Natural resources of Honduras: timber, gold, silver, copper, lead, zinc, iron ore, antimony, coal, fish, hydropower.
Main export partners for Honduras, Central America, and the Caribbean are US 36%, Germany 8.7%, El Salvador 8.5%, Guatemala 6%, Nicaragua 5.6%, Netherlands 4.1% (2015) for coffee, apparel, coffee, shrimp, automobile wire harnesses, cigars, bananas, gold, palm oil, fruit, lobster, lumber, while the main import partners for the country are: US 35.2%, China 13.6%, Guatemala 9.2%, Mexico 6.6%, El Salvador 5.1% (2015) for communications equipment, machinery, and transport, industrial raw materials, chemical products, fuels, foodstuffs.
When you visit this country in Central America and the Caribbean, consider the natural hazards in Honduras: Frequent, but generally mild, earthquakes, extremely susceptible to damaging hurricanes and floods along the Caribbean coast, while infectious diseases are a degree of risk: high food or waterborne diseases: bacterial diarrhea, hepatitis A, and typhoid fever vectorborne diseases: dengue fever and malaria.
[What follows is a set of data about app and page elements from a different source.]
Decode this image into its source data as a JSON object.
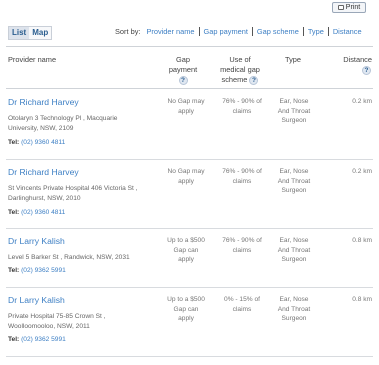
{
  "toolbar": {
    "print_label": "Print"
  },
  "view_toggle": {
    "list_label": "List",
    "map_label": "Map"
  },
  "sort": {
    "label": "Sort by:",
    "options": [
      "Provider name",
      "Gap payment",
      "Gap scheme",
      "Type",
      "Distance"
    ]
  },
  "table": {
    "headers": {
      "provider": "Provider name",
      "gap_payment": [
        "Gap",
        "payment"
      ],
      "medical_gap": [
        "Use of",
        "medical gap",
        "scheme"
      ],
      "type": "Type",
      "distance": "Distance"
    },
    "help_icon": "?",
    "tel_label": "Tel:",
    "rows": [
      {
        "name": "Dr Richard Harvey",
        "address": [
          "Otolaryn 3 Technology Pl , Macquarie",
          "University, NSW, 2109"
        ],
        "tel": "(02) 9360 4811",
        "gap": [
          "No Gap may",
          "apply"
        ],
        "scheme": [
          "76% - 90% of",
          "claims"
        ],
        "type": [
          "Ear, Nose",
          "And Throat",
          "Surgeon"
        ],
        "distance": "0.2 km"
      },
      {
        "name": "Dr Richard Harvey",
        "address": [
          "St Vincents Private Hospital 406 Victoria St ,",
          "Darlinghurst, NSW, 2010"
        ],
        "tel": "(02) 9360 4811",
        "gap": [
          "No Gap may",
          "apply"
        ],
        "scheme": [
          "76% - 90% of",
          "claims"
        ],
        "type": [
          "Ear, Nose",
          "And Throat",
          "Surgeon"
        ],
        "distance": "0.2 km"
      },
      {
        "name": "Dr Larry Kalish",
        "address": [
          "Level 5 Barker St , Randwick, NSW, 2031"
        ],
        "tel": "(02) 9362 5991",
        "gap": [
          "Up to a $500",
          "Gap can",
          "apply"
        ],
        "scheme": [
          "76% - 90% of",
          "claims"
        ],
        "type": [
          "Ear, Nose",
          "And Throat",
          "Surgeon"
        ],
        "distance": "0.8 km"
      },
      {
        "name": "Dr Larry Kalish",
        "address": [
          "Private Hospital 75-85 Crown St ,",
          "Woolloomooloo, NSW, 2011"
        ],
        "tel": "(02) 9362 5991",
        "gap": [
          "Up to a $500",
          "Gap can",
          "apply"
        ],
        "scheme": [
          "0% - 15% of",
          "claims"
        ],
        "type": [
          "Ear, Nose",
          "And Throat",
          "Surgeon"
        ],
        "distance": "0.8 km"
      }
    ]
  }
}
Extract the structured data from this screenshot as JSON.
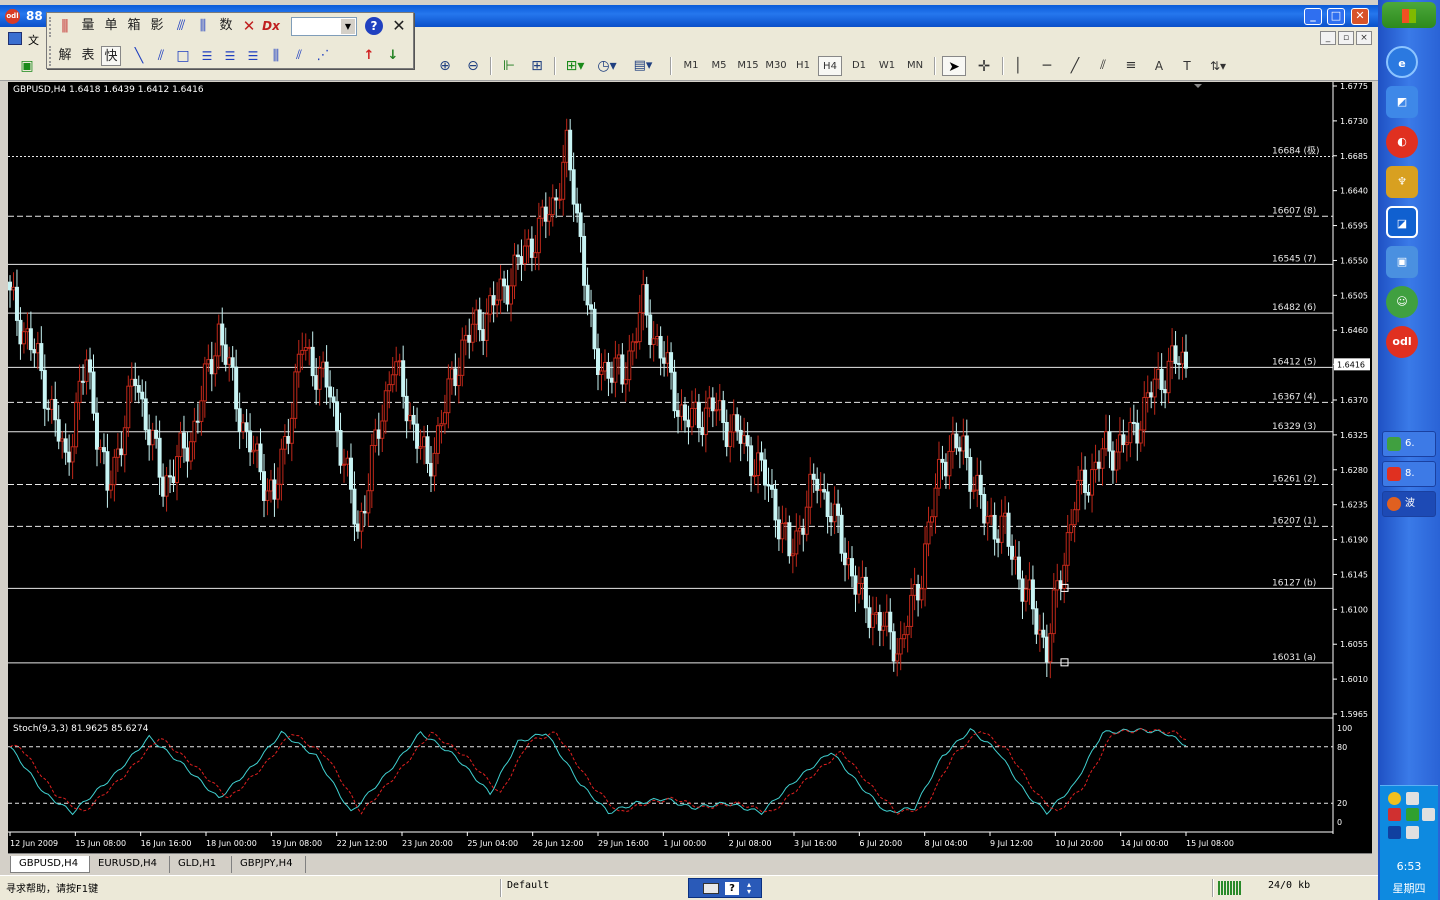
{
  "window": {
    "title": "88"
  },
  "menubar": {
    "items": [
      "文"
    ]
  },
  "toolbar": {
    "timeframes": [
      "M1",
      "M5",
      "M15",
      "M30",
      "H1",
      "H4",
      "D1",
      "W1",
      "MN"
    ],
    "selected_timeframe": "H4"
  },
  "floating_toolbar": {
    "row1": [
      "量",
      "单",
      "箱",
      "影",
      "数"
    ],
    "row2": [
      "解",
      "表",
      "快"
    ],
    "combo_value": ""
  },
  "chart": {
    "info": "GBPUSD,H4  1.6418 1.6439 1.6412 1.6416",
    "stoch_info": "Stoch(9,3,3) 81.9625 85.6274",
    "current_price_label": "1.6416"
  },
  "chart_data": {
    "type": "candlestick",
    "symbol": "GBPUSD",
    "timeframe": "H4",
    "ohlc_last": [
      1.6418,
      1.6439,
      1.6412,
      1.6416
    ],
    "price_axis_ticks": [
      "1.6775",
      "1.6730",
      "1.6685",
      "1.6640",
      "1.6595",
      "1.6550",
      "1.6505",
      "1.6460",
      "1.6416",
      "1.6370",
      "1.6325",
      "1.6280",
      "1.6235",
      "1.6190",
      "1.6145",
      "1.6100",
      "1.6055",
      "1.6010",
      "1.5965"
    ],
    "ylim": [
      1.5965,
      1.6775
    ],
    "time_axis_labels": [
      "12 Jun 2009",
      "15 Jun 08:00",
      "16 Jun 16:00",
      "18 Jun 00:00",
      "19 Jun 08:00",
      "22 Jun 12:00",
      "23 Jun 20:00",
      "25 Jun 04:00",
      "26 Jun 12:00",
      "29 Jun 16:00",
      "1 Jul 00:00",
      "2 Jul 08:00",
      "3 Jul 16:00",
      "6 Jul 20:00",
      "8 Jul 04:00",
      "9 Jul 12:00",
      "10 Jul 20:00",
      "14 Jul 00:00",
      "15 Jul 08:00"
    ],
    "fib_levels": [
      {
        "label": "16684 (极)",
        "value": 1.6684,
        "style": "dotted"
      },
      {
        "label": "16607 (8)",
        "value": 1.6607,
        "style": "dashed"
      },
      {
        "label": "16545 (7)",
        "value": 1.6545,
        "style": "solid"
      },
      {
        "label": "16482 (6)",
        "value": 1.6482,
        "style": "solid"
      },
      {
        "label": "16412 (5)",
        "value": 1.6412,
        "style": "solid"
      },
      {
        "label": "16367 (4)",
        "value": 1.6367,
        "style": "dashed"
      },
      {
        "label": "16329 (3)",
        "value": 1.6329,
        "style": "solid"
      },
      {
        "label": "16261 (2)",
        "value": 1.6261,
        "style": "dashed"
      },
      {
        "label": "16207 (1)",
        "value": 1.6207,
        "style": "dashed"
      },
      {
        "label": "16127 (b)",
        "value": 1.6127,
        "style": "solid"
      },
      {
        "label": "16031 (a)",
        "value": 1.6031,
        "style": "solid"
      }
    ],
    "stoch_axis_ticks": [
      "100",
      "80",
      "20",
      "0"
    ],
    "stoch_levels": [
      80,
      20
    ],
    "stoch_values": {
      "main": 81.9625,
      "signal": 85.6274
    },
    "colors": {
      "bull": "#c0281a",
      "bear": "#c8f4f4",
      "stoch_main": "#40d0d0",
      "stoch_signal": "#e02020",
      "background": "#000000"
    }
  },
  "tabs": [
    "GBPUSD,H4",
    "EURUSD,H4",
    "GLD,H1",
    "GBPJPY,H4"
  ],
  "active_tab": "GBPUSD,H4",
  "statusbar": {
    "help": "寻求帮助，请按F1键",
    "profile": "Default",
    "traffic": "24/0 kb"
  },
  "taskbar": {
    "tasks": [
      "6.",
      "8.",
      "波"
    ],
    "clock": "6:53",
    "day": "星期四",
    "quicklaunch": [
      "ie-icon",
      "browser-icon",
      "odl-icon",
      "tool-icon",
      "app-icon",
      "window-icon",
      "msn-icon",
      "odl2-icon"
    ]
  }
}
Note: active local transmission of Zika virus by Aedes species mosquitoes has been identified in this country (as of August 2016); it poses a substantial risk (a large number of cases possible) among US citizens if bitten by an infective mosquito; other less common ways to get Zika are through sex, via blood transfusion, or during pregnancy, in which the pregnant woman passes Zika virus to her fetus (2016).
Also, note that Honduras faces the following environmental issues: Urban population expanding, Deforestation results from logging and the clearing of land for agricultural purposes, Further land degradation, and soil erosion hastened by uncontrolled development and improper land-use practices such as the farming of marginal lands, Mining activities polluting Lago de Yojoa (the country’s largest source of a freshwater well as several rivers and streams, with heavy metals.